Article Abstract

Vitamin C: an essential “stress hormone” during sepsis

Authors: Paul E. Marik

Abstract

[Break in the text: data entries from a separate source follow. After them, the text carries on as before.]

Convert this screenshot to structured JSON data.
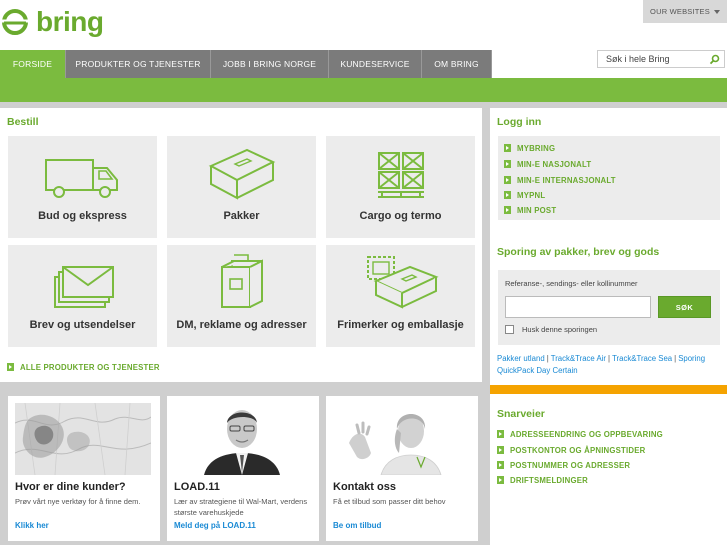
{
  "header": {
    "logo_text": "bring",
    "our_websites": "OUR WEBSITES",
    "search_placeholder": "Søk i hele Bring"
  },
  "nav": [
    {
      "label": "FORSIDE",
      "active": true
    },
    {
      "label": "PRODUKTER OG TJENESTER"
    },
    {
      "label": "JOBB I BRING NORGE"
    },
    {
      "label": "KUNDESERVICE"
    },
    {
      "label": "OM BRING"
    }
  ],
  "bestill": {
    "title": "Bestill",
    "tiles": [
      {
        "label": "Bud og ekspress",
        "icon": "van-icon"
      },
      {
        "label": "Pakker",
        "icon": "package-icon"
      },
      {
        "label": "Cargo og termo",
        "icon": "cargo-pallet-icon"
      },
      {
        "label": "Brev og utsendelser",
        "icon": "letters-icon"
      },
      {
        "label": "DM, reklame og adresser",
        "icon": "file-box-icon"
      },
      {
        "label": "Frimerker og emballasje",
        "icon": "stamp-box-icon"
      }
    ],
    "all_products_link": "ALLE PRODUKTER OG TJENESTER"
  },
  "promos": [
    {
      "title": "Hvor er dine kunder?",
      "desc": "Prøv vårt nye verktøy for å finne dem.",
      "link": "Klikk her"
    },
    {
      "title": "LOAD.11",
      "desc": "Lær av strategiene til Wal-Mart, verdens største varehuskjede",
      "link": "Meld deg på LOAD.11"
    },
    {
      "title": "Kontakt oss",
      "desc": "Få et tilbud som passer ditt behov",
      "link": "Be om tilbud"
    }
  ],
  "login": {
    "title": "Logg inn",
    "items": [
      "MYBRING",
      "MIN-E NASJONALT",
      "MIN-E INTERNASJONALT",
      "MYPNL",
      "MIN POST"
    ]
  },
  "sporing": {
    "title": "Sporing av pakker, brev og gods",
    "label": "Referanse-, sendings- eller kollinummer",
    "input_value": "",
    "button": "SØK",
    "remember": "Husk denne sporingen",
    "links": [
      "Pakker utland",
      "Track&Trace Air",
      "Track&Trace Sea",
      "Sporing QuickPack Day Certain"
    ]
  },
  "snarveier": {
    "title": "Snarveier",
    "items": [
      "ADRESSEENDRING OG OPPBEVARING",
      "POSTKONTOR OG ÅPNINGSTIDER",
      "POSTNUMMER OG ADRESSER",
      "DRIFTSMELDINGER"
    ]
  },
  "colors": {
    "brand_green": "#7bbb3f",
    "nav_gray": "#7b7b7b",
    "link_blue": "#1a8ad4",
    "accent_orange": "#f5a300"
  }
}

The stress response is a preserved evolutionary response that functions to enhance the survival of the species. In mammals, the stress response is characterized by activation of the HPA axis and sympathoadrenal system (SAS) as well as the increased synthesis and secretion of vitamin C. Cortisol, catecholamines, and vitamin C act synergistically to increase hemodynamic reserve, maintain immune function and protect the host against excessive oxidant injury. Humans (and anthropoid apes) have lost the ability to synthesize vitamin C and therefore have an impaired stress response. The inability to produce vitamin C has serious implications in septic humans. Treatment with vitamin C appears to restore the stress response and improve the survival of stressed humans.